The aim of the study was to assess-while controlling for individual risk characteristics-how certain social network structural characteristics (degree, eigenvector, and betweenness centrality) are related to HIV infections. Injecting drug users (N = 299) in Vilnius, Lithuania were recruited using incentivized chain referral sampling for a cross-sectional study. Sociometric social links were established between participants, and UCINET was used to calculate network measures. HIV prevalence was 10 %, and all except two knew they were infected.
By examining the relationship between the cultural construction of female sexuality and the lack of potential for many young heterosexual women to be truly sexually healthy this paper submits that messages for women within HIV prevention programmes can be confused, confining and at times dangerous to women's health and well-being.
A multitude of factors influence condom use self-efficacy, including age, gender, ethnicity, condom use attitudes and barriers, sexual experience, and partner characteristics. The current study integrated past research by evaluating these factors in a large, ethnically diverse university sample of women and men (N=665). The role of gender on condom use and sexuality variables was assessed across ethnic groups.

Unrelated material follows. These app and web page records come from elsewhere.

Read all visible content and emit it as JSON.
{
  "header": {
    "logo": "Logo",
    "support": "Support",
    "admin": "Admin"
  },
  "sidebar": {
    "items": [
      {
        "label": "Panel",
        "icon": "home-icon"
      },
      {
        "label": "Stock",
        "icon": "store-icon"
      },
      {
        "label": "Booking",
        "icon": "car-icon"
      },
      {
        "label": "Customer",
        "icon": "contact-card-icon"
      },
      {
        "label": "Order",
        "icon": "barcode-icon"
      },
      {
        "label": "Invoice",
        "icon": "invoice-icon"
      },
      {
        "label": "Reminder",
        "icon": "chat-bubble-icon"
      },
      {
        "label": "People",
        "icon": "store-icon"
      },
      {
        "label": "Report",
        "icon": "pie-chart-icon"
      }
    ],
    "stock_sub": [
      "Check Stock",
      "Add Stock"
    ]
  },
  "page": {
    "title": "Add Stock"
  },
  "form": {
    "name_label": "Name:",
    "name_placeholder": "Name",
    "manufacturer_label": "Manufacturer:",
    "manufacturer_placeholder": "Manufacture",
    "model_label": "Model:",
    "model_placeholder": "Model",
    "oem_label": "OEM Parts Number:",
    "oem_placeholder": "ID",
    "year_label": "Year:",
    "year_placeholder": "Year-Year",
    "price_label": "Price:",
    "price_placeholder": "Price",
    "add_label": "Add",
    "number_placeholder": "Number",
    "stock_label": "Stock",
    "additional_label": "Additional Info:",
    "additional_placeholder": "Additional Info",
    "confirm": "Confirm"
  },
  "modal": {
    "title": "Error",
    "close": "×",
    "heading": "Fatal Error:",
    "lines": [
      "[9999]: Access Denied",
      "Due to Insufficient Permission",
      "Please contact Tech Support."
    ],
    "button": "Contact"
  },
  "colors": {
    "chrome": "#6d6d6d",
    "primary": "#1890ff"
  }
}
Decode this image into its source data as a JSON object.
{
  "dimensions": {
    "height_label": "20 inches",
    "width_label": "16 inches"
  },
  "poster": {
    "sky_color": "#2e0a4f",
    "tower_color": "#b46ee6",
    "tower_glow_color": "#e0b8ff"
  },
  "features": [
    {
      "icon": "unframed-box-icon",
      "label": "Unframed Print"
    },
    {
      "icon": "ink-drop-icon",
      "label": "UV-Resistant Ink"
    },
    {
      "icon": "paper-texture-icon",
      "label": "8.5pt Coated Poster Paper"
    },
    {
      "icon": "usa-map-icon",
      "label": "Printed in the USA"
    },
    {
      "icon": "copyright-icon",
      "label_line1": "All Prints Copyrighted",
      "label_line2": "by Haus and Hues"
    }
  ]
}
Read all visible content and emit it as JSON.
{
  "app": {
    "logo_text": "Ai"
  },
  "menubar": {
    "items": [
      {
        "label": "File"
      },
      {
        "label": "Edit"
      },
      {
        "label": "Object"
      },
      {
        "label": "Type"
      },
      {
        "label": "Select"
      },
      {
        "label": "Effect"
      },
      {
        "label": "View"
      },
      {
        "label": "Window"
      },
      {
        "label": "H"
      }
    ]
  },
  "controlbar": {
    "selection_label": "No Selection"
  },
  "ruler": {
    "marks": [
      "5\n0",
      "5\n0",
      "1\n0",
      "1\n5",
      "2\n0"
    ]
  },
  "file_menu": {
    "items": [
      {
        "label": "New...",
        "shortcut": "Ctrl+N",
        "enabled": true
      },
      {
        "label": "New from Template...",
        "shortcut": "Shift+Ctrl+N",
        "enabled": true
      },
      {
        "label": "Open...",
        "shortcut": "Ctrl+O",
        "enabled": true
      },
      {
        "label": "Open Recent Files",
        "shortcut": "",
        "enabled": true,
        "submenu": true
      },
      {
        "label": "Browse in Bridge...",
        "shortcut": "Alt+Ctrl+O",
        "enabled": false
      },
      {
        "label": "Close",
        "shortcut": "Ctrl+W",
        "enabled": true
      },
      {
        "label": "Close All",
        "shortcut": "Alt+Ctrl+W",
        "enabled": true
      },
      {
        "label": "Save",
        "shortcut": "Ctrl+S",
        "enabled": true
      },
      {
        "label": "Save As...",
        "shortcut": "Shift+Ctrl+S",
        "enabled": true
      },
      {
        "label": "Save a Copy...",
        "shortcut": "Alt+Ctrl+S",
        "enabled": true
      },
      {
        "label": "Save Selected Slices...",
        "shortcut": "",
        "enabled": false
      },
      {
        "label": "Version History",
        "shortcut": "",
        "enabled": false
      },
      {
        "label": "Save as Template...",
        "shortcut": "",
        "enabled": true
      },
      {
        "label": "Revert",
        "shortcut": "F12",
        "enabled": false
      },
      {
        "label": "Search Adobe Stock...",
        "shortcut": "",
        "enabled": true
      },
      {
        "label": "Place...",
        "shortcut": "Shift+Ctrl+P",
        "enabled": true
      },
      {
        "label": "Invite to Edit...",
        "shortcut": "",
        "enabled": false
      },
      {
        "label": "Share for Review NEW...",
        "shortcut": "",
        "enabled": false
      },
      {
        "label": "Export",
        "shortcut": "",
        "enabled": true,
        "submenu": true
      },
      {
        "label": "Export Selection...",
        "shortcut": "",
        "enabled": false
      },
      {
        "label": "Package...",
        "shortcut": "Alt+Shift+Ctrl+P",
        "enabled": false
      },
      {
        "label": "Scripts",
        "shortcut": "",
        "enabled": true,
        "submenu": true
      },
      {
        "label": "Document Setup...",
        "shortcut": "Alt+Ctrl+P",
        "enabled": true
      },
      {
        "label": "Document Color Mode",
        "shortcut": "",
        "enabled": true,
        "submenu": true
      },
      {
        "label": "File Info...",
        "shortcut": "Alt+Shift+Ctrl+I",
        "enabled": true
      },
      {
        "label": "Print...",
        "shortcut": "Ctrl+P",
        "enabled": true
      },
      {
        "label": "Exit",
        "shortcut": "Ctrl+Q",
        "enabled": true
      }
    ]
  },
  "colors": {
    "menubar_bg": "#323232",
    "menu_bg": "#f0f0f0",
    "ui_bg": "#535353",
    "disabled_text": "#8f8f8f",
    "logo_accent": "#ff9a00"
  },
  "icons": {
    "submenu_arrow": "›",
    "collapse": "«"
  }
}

BACKGROUND: To determine potential social, psychological, and environmental-structural factors that may result in motivating female sex workers (FSWs), who are rural-to-urban migrants, and their paying partners in Shanghai, China to promote consistent condom use (CCU). METHODS: A cross-sectional study was conducted in five districts of Shanghai, including three suburbs and two downtown locales. We adopted a cluster randomized sampling method to obtain 20 geographic sites, which consisted of 1 or more communities/villages proximal to a location where FSWs were accessible.
OBJECTIVES: To explore the characteristics and issues specific to HIV related risk behaviours among men who have sex with men (MSM) in rural China. METHOD: Qualitative study using semistructured in-depth interviews in Dali prefecture, Yunnan. 24 informants recruited through a local MSM network, snowballing and by word of mouth. The main outcome measures were themes identified as increased exposures and risks to HIV. RESULTS: Risk behaviour, social stigma, one child policy and concepts of traditional Chinese medicine (TCM) had significant roles in the spread of HIV in rural China.